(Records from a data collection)
+ + + +

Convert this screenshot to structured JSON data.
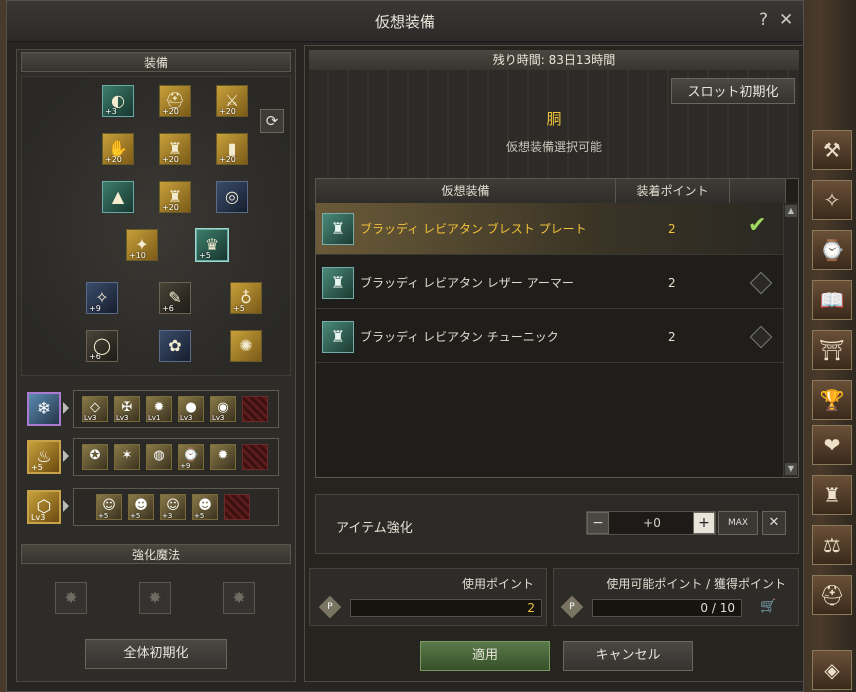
{
  "window": {
    "title": "仮想装備"
  },
  "left": {
    "equip_header": "装備",
    "equip_slots": [
      {
        "icon": "mask-icon",
        "glyph": "◐",
        "count": "+3",
        "style": "teal"
      },
      {
        "icon": "helmet-icon",
        "glyph": "⛑",
        "count": "+20",
        "style": "gold"
      },
      {
        "icon": "shoulder-icon",
        "glyph": "⚔",
        "count": "+20",
        "style": "gold"
      },
      {
        "icon": "gloves-icon",
        "glyph": "✋",
        "count": "+20",
        "style": "gold"
      },
      {
        "icon": "armor-icon",
        "glyph": "♜",
        "count": "+20",
        "style": "gold"
      },
      {
        "icon": "greaves-icon",
        "glyph": "▮",
        "count": "+20",
        "style": "gold"
      },
      {
        "icon": "cloak-icon",
        "glyph": "▲",
        "count": "",
        "style": "teal"
      },
      {
        "icon": "belt-icon",
        "glyph": "♜",
        "count": "+20",
        "style": "gold"
      },
      {
        "icon": "bracelet-icon",
        "glyph": "◎",
        "count": "",
        "style": "blue"
      },
      {
        "icon": "weapon-icon",
        "glyph": "✦",
        "count": "+10",
        "style": "gold"
      },
      {
        "icon": "chest-selected-icon",
        "glyph": "♛",
        "count": "+5",
        "style": "teal"
      },
      {
        "icon": "pendant-icon",
        "glyph": "✧",
        "count": "+9",
        "style": "blue"
      },
      {
        "icon": "book-icon",
        "glyph": "✎",
        "count": "+6",
        "style": "dark"
      },
      {
        "icon": "shirt-icon",
        "glyph": "♁",
        "count": "+5",
        "style": "gold"
      },
      {
        "icon": "ring-icon",
        "glyph": "◯",
        "count": "+6",
        "style": "dark"
      },
      {
        "icon": "rose-icon",
        "glyph": "✿",
        "count": "",
        "style": "blue"
      },
      {
        "icon": "amulet-icon",
        "glyph": "✺",
        "count": "",
        "style": "gold"
      }
    ],
    "sets": [
      {
        "main": {
          "icon": "crystal-icon",
          "glyph": "❄",
          "count": "",
          "style": "purple"
        },
        "gems": [
          {
            "icon": "diamond-icon",
            "glyph": "◇",
            "lv": "Lv3"
          },
          {
            "icon": "emerald-icon",
            "glyph": "✠",
            "lv": "Lv3"
          },
          {
            "icon": "ruby-icon",
            "glyph": "✹",
            "lv": "Lv1"
          },
          {
            "icon": "pearl-icon",
            "glyph": "●",
            "lv": "Lv3"
          },
          {
            "icon": "sapphire-icon",
            "glyph": "◉",
            "lv": "Lv3"
          },
          {
            "icon": "empty-slot-icon",
            "glyph": "",
            "lv": "",
            "red": true
          }
        ]
      },
      {
        "main": {
          "icon": "orb-icon",
          "glyph": "♨",
          "count": "+5",
          "style": "gold"
        },
        "gems": [
          {
            "icon": "demon-gem-icon",
            "glyph": "✪",
            "lv": ""
          },
          {
            "icon": "star-gem-icon",
            "glyph": "✶",
            "lv": ""
          },
          {
            "icon": "pearl-gem-icon",
            "glyph": "◍",
            "lv": ""
          },
          {
            "icon": "clock-gem-icon",
            "glyph": "⌚",
            "lv": "+9"
          },
          {
            "icon": "flame-gem-icon",
            "glyph": "✹",
            "lv": ""
          },
          {
            "icon": "empty-slot-icon",
            "glyph": "",
            "lv": "",
            "red": true
          }
        ]
      },
      {
        "main": {
          "icon": "hexagon-icon",
          "glyph": "⬡",
          "count": "Lv3",
          "style": "gold"
        },
        "gems": [
          {
            "icon": "doll-pink-icon",
            "glyph": "☺",
            "lv": "+5"
          },
          {
            "icon": "doll-red-icon",
            "glyph": "☻",
            "lv": "+5"
          },
          {
            "icon": "doll-orange-icon",
            "glyph": "☺",
            "lv": "+3"
          },
          {
            "icon": "doll-cat-icon",
            "glyph": "☻",
            "lv": "+5"
          },
          {
            "icon": "empty-slot-icon",
            "glyph": "",
            "lv": "",
            "red": true
          }
        ]
      }
    ],
    "magic_header": "強化魔法",
    "reset_all_label": "全体初期化"
  },
  "right": {
    "remaining": "残り時間: 83日13時間",
    "slot_reset_label": "スロット初期化",
    "part_name": "胴",
    "part_sub": "仮想装備選択可能",
    "table_headers": [
      "仮想装備",
      "装着ポイント"
    ],
    "rows": [
      {
        "name": "ブラッディ レビアタン ブレスト プレート",
        "points": "2",
        "selected": true
      },
      {
        "name": "ブラッディ レビアタン レザー アーマー",
        "points": "2",
        "selected": false
      },
      {
        "name": "ブラッディ レビアタン チューニック",
        "points": "2",
        "selected": false
      }
    ],
    "enhance_label": "アイテム強化",
    "enhance_value": "+0",
    "max_label": "MAX",
    "used_points_label": "使用ポイント",
    "used_points_value": "2",
    "avail_points_label": "使用可能ポイント / 獲得ポイント",
    "avail_points_value": "0 / 10",
    "apply_label": "適用",
    "cancel_label": "キャンセル"
  },
  "sidebar_icons": [
    "axes-icon",
    "compass-star-icon",
    "clock-icon",
    "open-book-icon",
    "temple-icon",
    "trophy-icon",
    "heart-icon",
    "armor-stand-icon",
    "scales-icon",
    "knight-helmet-icon",
    "diamond-badge-icon"
  ],
  "colors": {
    "accent_gold": "#f2c23a",
    "check_green": "#9fd860"
  }
}
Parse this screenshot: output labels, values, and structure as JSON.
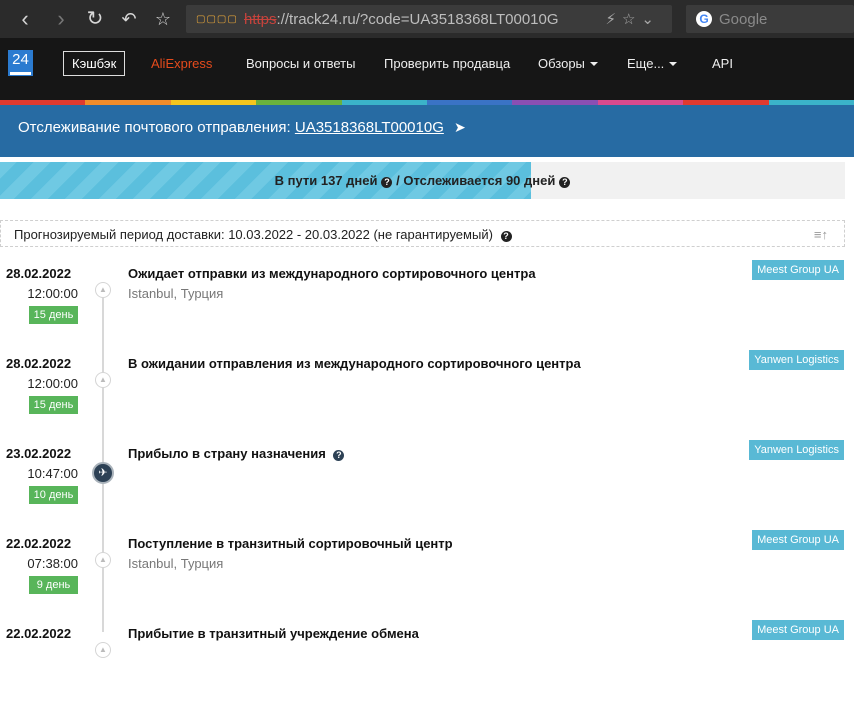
{
  "browser": {
    "url_lock": "▢▢▢▢",
    "url_protocol": "https",
    "url_rest": "://track24.ru/?code=UA3518368LT00010G",
    "search_placeholder": "Google",
    "google_letter": "G"
  },
  "site_nav": {
    "logo_text": "24",
    "cashback_label": "Кэшбэк",
    "links": [
      "AliExpress",
      "Вопросы и ответы",
      "Проверить продавца",
      "Обзоры",
      "Еще...",
      "API"
    ]
  },
  "stripe_colors": [
    "#e03a2f",
    "#f08c2a",
    "#f4c51d",
    "#6ab23d",
    "#3bb3c9",
    "#3a73c5",
    "#8a4fb3",
    "#d94a8e",
    "#e03a2f",
    "#3bb3c9"
  ],
  "tracking": {
    "title_prefix": "Отслеживание почтового отправления:",
    "number": "UA3518368LT00010G"
  },
  "progress": {
    "text": "В пути 137 дней",
    "separator": "/ Отслеживается 90 дней",
    "fill_percent": 62.8
  },
  "forecast": {
    "text": "Прогнозируемый период доставки: 10.03.2022 - 20.03.2022 (не гарантируемый)"
  },
  "events": [
    {
      "date": "28.02.2022",
      "time": "12:00:00",
      "days": "15 день",
      "title": "Ожидает отправки из международного сортировочного центра",
      "location": "Istanbul, Турция",
      "service": "Meest Group UA",
      "marker": "up"
    },
    {
      "date": "28.02.2022",
      "time": "12:00:00",
      "days": "15 день",
      "title": "В ожидании отправления из международного сортировочного центра",
      "location": "",
      "service": "Yanwen Logistics",
      "marker": "up"
    },
    {
      "date": "23.02.2022",
      "time": "10:47:00",
      "days": "10 день",
      "title": "Прибыло в страну назначения",
      "location": "",
      "service": "Yanwen Logistics",
      "marker": "plane"
    },
    {
      "date": "22.02.2022",
      "time": "07:38:00",
      "days": "9 день",
      "title": "Поступление в транзитный сортировочный центр",
      "location": "Istanbul, Турция",
      "service": "Meest Group UA",
      "marker": "up"
    },
    {
      "date": "22.02.2022",
      "time": "",
      "days": "",
      "title": "Прибытие в транзитный учреждение обмена",
      "location": "",
      "service": "Meest Group UA",
      "marker": "up"
    }
  ]
}
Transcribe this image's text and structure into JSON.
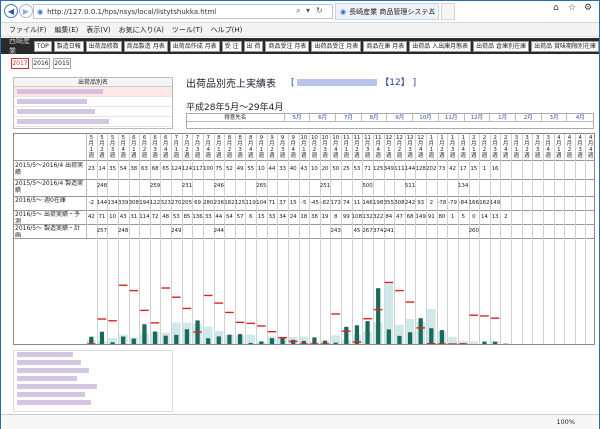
{
  "browser": {
    "url": "http://127.0.0.1/hps/nsys/local/listytshukka.html",
    "tab_title": "長崎産業 商品管理システム",
    "zoom": "100%"
  },
  "menu": [
    "ファイル(F)",
    "編集(E)",
    "表示(V)",
    "お気に入り(A)",
    "ツール(T)",
    "ヘルプ(H)"
  ],
  "app": {
    "brand": "西崎産業",
    "nav": [
      "TOP",
      "製造日報",
      "出荷品修数",
      "商品製造 月表",
      "出荷品作成 月表",
      "受 注",
      "出 荷",
      "商品受注 月表",
      "出荷品受注 月表",
      "商品在庫 月表",
      "出荷品 入出庫月態表",
      "出荷品 倉庫別在庫",
      "出荷品 賞味期限別在庫"
    ]
  },
  "years": [
    "2017",
    "2016",
    "2015"
  ],
  "left_panel": {
    "header": "出荷品別名"
  },
  "report": {
    "title": "出荷品別売上実績表",
    "bracket_open": "[",
    "product_code": "【12】",
    "bracket_close": "]",
    "period": "平成28年5月～29年4月",
    "summary_header": "得意先名",
    "months": [
      "5月",
      "6月",
      "7月",
      "8月",
      "9月",
      "10月",
      "11月",
      "12月",
      "1月",
      "2月",
      "3月",
      "4月"
    ]
  },
  "rows": [
    {
      "label": "2015/5〜2016/4 出荷実績"
    },
    {
      "label": "2015/5〜2016/4 製造実績"
    },
    {
      "label": "2016/5〜 週0在庫"
    },
    {
      "label": "2016/5〜 出荷実績・予測"
    },
    {
      "label": "2016/5〜 製造実績・計画"
    }
  ],
  "weeks": [
    "5月1週",
    "5月2週",
    "5月3週",
    "5月4週",
    "6月1週",
    "6月2週",
    "6月3週",
    "6月4週",
    "7月1週",
    "7月2週",
    "7月3週",
    "7月4週",
    "8月1週",
    "8月2週",
    "8月3週",
    "8月4週",
    "9月1週",
    "9月2週",
    "9月3週",
    "9月4週",
    "10月1週",
    "10月2週",
    "10月3週",
    "10月4週",
    "11月1週",
    "11月2週",
    "11月3週",
    "11月4週",
    "12月1週",
    "12月2週",
    "12月3週",
    "12月4週",
    "1月1週",
    "1月2週",
    "1月3週",
    "1月4週",
    "2月1週",
    "2月2週",
    "2月3週",
    "2月4週",
    "3月1週",
    "3月2週",
    "3月3週",
    "3月4週",
    "4月1週",
    "4月2週",
    "4月3週",
    "4月4週"
  ],
  "data": {
    "ship_prev": [
      "23",
      "14",
      "35",
      "54",
      "38",
      "63",
      "68",
      "65",
      "124",
      "124",
      "117",
      "100",
      "75",
      "52",
      "49",
      "55",
      "10",
      "44",
      "33",
      "40",
      "43",
      "10",
      "20",
      "50",
      "25",
      "53",
      "71",
      "125",
      "349",
      "111",
      "144",
      "128",
      "202",
      "73",
      "42",
      "17",
      "15",
      "1",
      "16",
      "",
      "",
      "",
      "",
      "",
      "",
      "",
      "",
      ""
    ],
    "prod_prev": [
      "",
      "248",
      "",
      "",
      "",
      "",
      "259",
      "",
      "",
      "231",
      "",
      "",
      "246",
      "",
      "",
      "",
      "265",
      "",
      "",
      "",
      "",
      "",
      "251",
      "",
      "",
      "",
      "500",
      "",
      "",
      "",
      "511",
      "",
      "",
      "",
      "",
      "134",
      "",
      "",
      "",
      "",
      "",
      "",
      "",
      "",
      "",
      "",
      "",
      ""
    ],
    "stock": [
      "-2",
      "144",
      "134",
      "339",
      "308",
      "194",
      "122",
      "323",
      "270",
      "205",
      "69",
      "280",
      "236",
      "182",
      "125",
      "119",
      "104",
      "71",
      "37",
      "15",
      "-5",
      "-45",
      "-82",
      "173",
      "74",
      "11",
      "146",
      "198",
      "355",
      "308",
      "242",
      "93",
      "2",
      "-78",
      "-79",
      "-84",
      "166",
      "162",
      "149",
      "",
      "",
      "",
      "",
      "",
      "",
      "",
      "",
      ""
    ],
    "ship_curr": [
      "42",
      "71",
      "10",
      "43",
      "31",
      "114",
      "72",
      "48",
      "53",
      "85",
      "136",
      "33",
      "44",
      "54",
      "57",
      "6",
      "15",
      "33",
      "34",
      "24",
      "18",
      "38",
      "19",
      "8",
      "99",
      "108",
      "132",
      "322",
      "84",
      "47",
      "68",
      "149",
      "91",
      "80",
      "1",
      "5",
      "0",
      "14",
      "13",
      "2",
      "",
      "",
      "",
      "",
      "",
      "",
      "",
      ""
    ],
    "prod_curr": [
      "",
      "257",
      "",
      "248",
      "",
      "",
      "",
      "",
      "249",
      "",
      "",
      "",
      "244",
      "",
      "",
      "",
      "",
      "",
      "",
      "",
      "",
      "",
      "",
      "243",
      "",
      "45",
      "267",
      "374",
      "241",
      "",
      "",
      "",
      "",
      "",
      "",
      "",
      "260",
      "",
      "",
      "",
      "",
      "",
      "",
      "",
      "",
      "",
      "",
      ""
    ]
  },
  "chart_data": {
    "type": "bar",
    "ylim": [
      0,
      600
    ],
    "categories_ref": "weeks",
    "series": [
      {
        "name": "出荷実績",
        "values": [
          42,
          71,
          10,
          43,
          31,
          114,
          72,
          48,
          53,
          85,
          136,
          33,
          44,
          54,
          57,
          6,
          15,
          33,
          34,
          24,
          18,
          38,
          19,
          8,
          99,
          108,
          132,
          322,
          84,
          47,
          68,
          149,
          91,
          80,
          1,
          5,
          0,
          14,
          13,
          2,
          0,
          0,
          0,
          0,
          0,
          0,
          0,
          0
        ],
        "color": "#1a6a5a"
      },
      {
        "name": "前年出荷",
        "values": [
          23,
          14,
          35,
          54,
          38,
          63,
          68,
          65,
          124,
          124,
          117,
          100,
          75,
          52,
          49,
          55,
          10,
          44,
          33,
          40,
          43,
          10,
          20,
          50,
          25,
          53,
          71,
          125,
          349,
          111,
          144,
          128,
          202,
          73,
          42,
          17,
          15,
          1,
          16,
          0,
          0,
          0,
          0,
          0,
          0,
          0,
          0,
          0
        ],
        "color": "#cfe9ea"
      },
      {
        "name": "在庫",
        "values": [
          -2,
          144,
          134,
          339,
          308,
          194,
          122,
          323,
          270,
          205,
          69,
          280,
          236,
          182,
          125,
          119,
          104,
          71,
          37,
          15,
          -5,
          -45,
          -82,
          173,
          74,
          11,
          146,
          198,
          355,
          308,
          242,
          93,
          2,
          -78,
          -79,
          -84,
          166,
          162,
          149,
          0,
          0,
          0,
          0,
          0,
          0,
          0,
          0,
          0
        ],
        "color": "#d22"
      }
    ]
  },
  "bottom_panel": {
    "rows": [
      "",
      "",
      "",
      "",
      "",
      "",
      ""
    ]
  }
}
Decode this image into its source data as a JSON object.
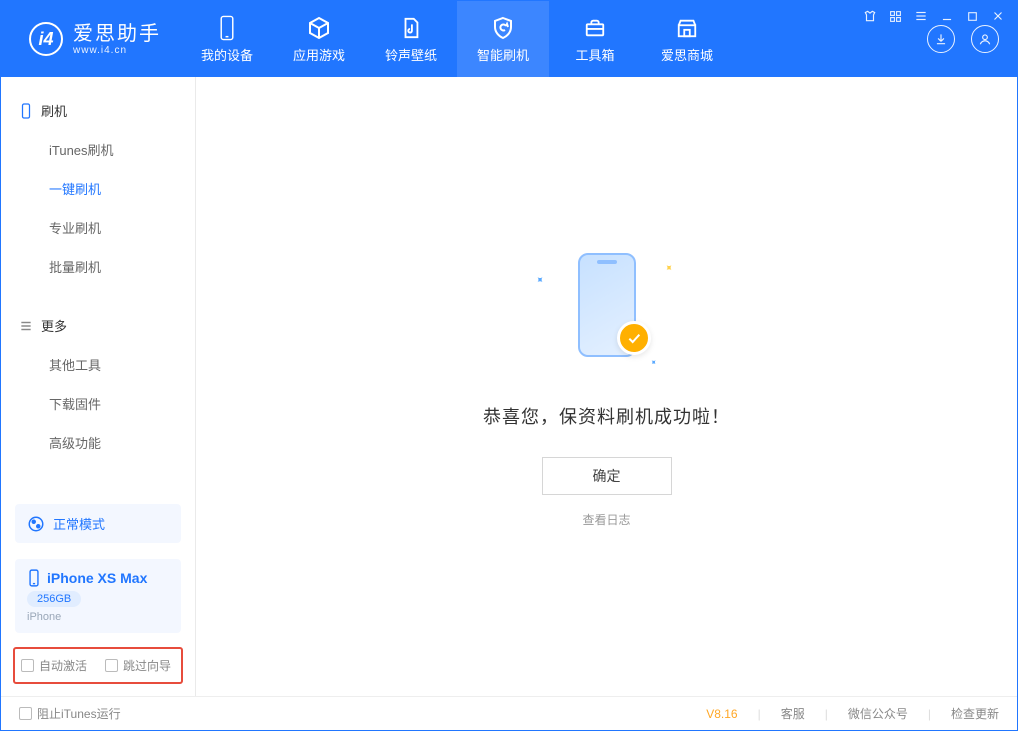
{
  "logo": {
    "main": "爱思助手",
    "sub": "www.i4.cn"
  },
  "nav": {
    "device": "我的设备",
    "apps": "应用游戏",
    "ring": "铃声壁纸",
    "flash": "智能刷机",
    "toolbox": "工具箱",
    "store": "爱思商城"
  },
  "sidebar": {
    "flash_head": "刷机",
    "itunes_flash": "iTunes刷机",
    "one_key_flash": "一键刷机",
    "pro_flash": "专业刷机",
    "batch_flash": "批量刷机",
    "more_head": "更多",
    "other_tools": "其他工具",
    "download_fw": "下载固件",
    "advanced": "高级功能"
  },
  "mode": {
    "label": "正常模式"
  },
  "device": {
    "name": "iPhone XS Max",
    "capacity": "256GB",
    "type": "iPhone"
  },
  "checks": {
    "auto_activate": "自动激活",
    "skip_guide": "跳过向导"
  },
  "main": {
    "success": "恭喜您，保资料刷机成功啦！",
    "ok": "确定",
    "view_log": "查看日志"
  },
  "status": {
    "stop_itunes": "阻止iTunes运行",
    "version": "V8.16",
    "service": "客服",
    "wechat": "微信公众号",
    "update": "检查更新"
  }
}
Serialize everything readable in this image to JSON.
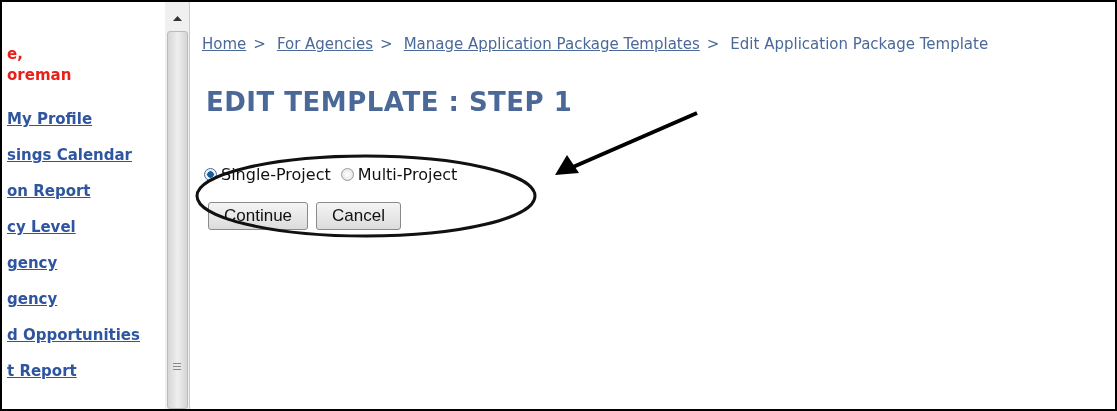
{
  "sidebar": {
    "user_name": [
      "e,",
      "oreman"
    ],
    "links": [
      "My Profile",
      "sings Calendar",
      "on Report",
      "cy Level",
      "gency",
      "gency",
      "d Opportunities",
      "t Report"
    ]
  },
  "breadcrumb": {
    "links": [
      "Home",
      "For Agencies",
      "Manage Application Package Templates"
    ],
    "separator": ">",
    "current": "Edit Application Package Template"
  },
  "heading": "EDIT TEMPLATE : STEP 1",
  "project_type": [
    {
      "label": "Single-Project",
      "selected": true
    },
    {
      "label": "Multi-Project",
      "selected": false
    }
  ],
  "buttons": [
    "Continue",
    "Cancel"
  ]
}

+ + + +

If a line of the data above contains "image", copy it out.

Solution to this problem ->
Transcribe this image's text and structure into JSON.
Decode this image into its source data as a JSON object.
Serialize everything readable in this image to JSON.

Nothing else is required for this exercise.